We thought you'd like to meet some of these extraordinary people who catch your fish!
I first met Brett around 1996 at the ripe old age of 10 years. I had just delivered swordfish gear to his father, Marty, who was leaving Sambro, Nova Scotia, for the tail of the Grand Banks in search of swordfish. This was to be Brett’s first fishing trip and the beginning of his career.
Some of you might remember him if you ever saw the CBC documentary entitled Voyage of the 7 Girls, shot in 1998 when Brett was 12 and aired in 2001. It can be found on YouTube (approx 1 hr doc). See first hand what life is like on an offshore longliner. Brett is again fishing with his father. Younger brother, Billy, is also along on his first trip. It is clear that Brett has already "learned the ropes" as he can be seen setting gear and dressing swordfish.
Like most young fishermen, Brett would start his career working on deck, but by 2008, he had earned his captain's papers. His first trip as captain was manning the helm of the “Ivy Rose”, a 100-foot longliner owned by his father and uncles, destination, tail of the Grand Banks in search of swordfish.
Preferring to be the master of his own destiny, Brett would move to be captain of the “On A Mission”, owned by another fishermen from Sambro and would fish for halibut in the winter and swordfish & tuna in the summer. As one of the most aggressive young fishermen on the east coast, Brett was a constant producer in both fisheries.
He would return to the family operation in 2013 to take the helm of the “Emry & Boys” along with his younger brother Billy. Brett would continue to fish for swordfish and tuna in the summer and halibut in the winter, with the goal of owning his own operation.
With his earnings, he would invest in his own swordfish license and in 2016 purchased the “Megan & Cole”, a forty-foot lobster boat, along with a lobster license and a groundfish license. With an enterprise of his own, he fished lobster from late November to June, swordfish and tuna from June until November along with some in-shore halibut trips through the winter and spring.

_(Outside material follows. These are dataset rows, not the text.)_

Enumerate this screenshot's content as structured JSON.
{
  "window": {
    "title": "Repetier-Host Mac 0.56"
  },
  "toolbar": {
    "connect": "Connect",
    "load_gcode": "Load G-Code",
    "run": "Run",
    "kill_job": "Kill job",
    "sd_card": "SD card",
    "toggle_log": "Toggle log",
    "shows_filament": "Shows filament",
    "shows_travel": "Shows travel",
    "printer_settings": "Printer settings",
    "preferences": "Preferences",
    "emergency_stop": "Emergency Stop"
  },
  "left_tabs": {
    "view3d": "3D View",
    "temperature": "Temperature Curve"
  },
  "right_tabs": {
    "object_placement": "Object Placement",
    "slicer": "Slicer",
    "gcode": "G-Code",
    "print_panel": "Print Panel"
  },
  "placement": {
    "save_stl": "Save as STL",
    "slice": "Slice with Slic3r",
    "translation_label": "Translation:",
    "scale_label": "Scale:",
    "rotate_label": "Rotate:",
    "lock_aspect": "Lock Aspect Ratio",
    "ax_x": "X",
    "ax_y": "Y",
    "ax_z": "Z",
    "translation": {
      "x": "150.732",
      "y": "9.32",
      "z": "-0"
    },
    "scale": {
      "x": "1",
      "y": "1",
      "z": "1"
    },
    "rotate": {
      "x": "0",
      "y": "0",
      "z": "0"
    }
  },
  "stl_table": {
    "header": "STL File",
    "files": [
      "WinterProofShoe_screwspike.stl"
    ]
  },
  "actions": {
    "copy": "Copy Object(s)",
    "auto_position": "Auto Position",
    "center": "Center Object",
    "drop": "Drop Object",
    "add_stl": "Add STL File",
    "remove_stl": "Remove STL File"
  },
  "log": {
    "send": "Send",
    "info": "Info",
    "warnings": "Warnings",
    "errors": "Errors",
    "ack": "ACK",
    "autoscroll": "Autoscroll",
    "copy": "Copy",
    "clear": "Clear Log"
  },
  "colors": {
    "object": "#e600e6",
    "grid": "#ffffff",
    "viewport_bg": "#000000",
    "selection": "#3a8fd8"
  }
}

With an eye towards his offshore roots, Brett has acquired the fifty-foot vessel “On A Mission” that he fished earlier in his career, allowing him to extend his range and make longer trips for swordfish and halibut while continuing to fish lobster in the winter.
Brett has brought to your plate halibut, swordfish and yellowfin tuna, as some of you might remember from the vessel names on your deliveries, and I would like to wish him all the success he deserves with his latest vessel.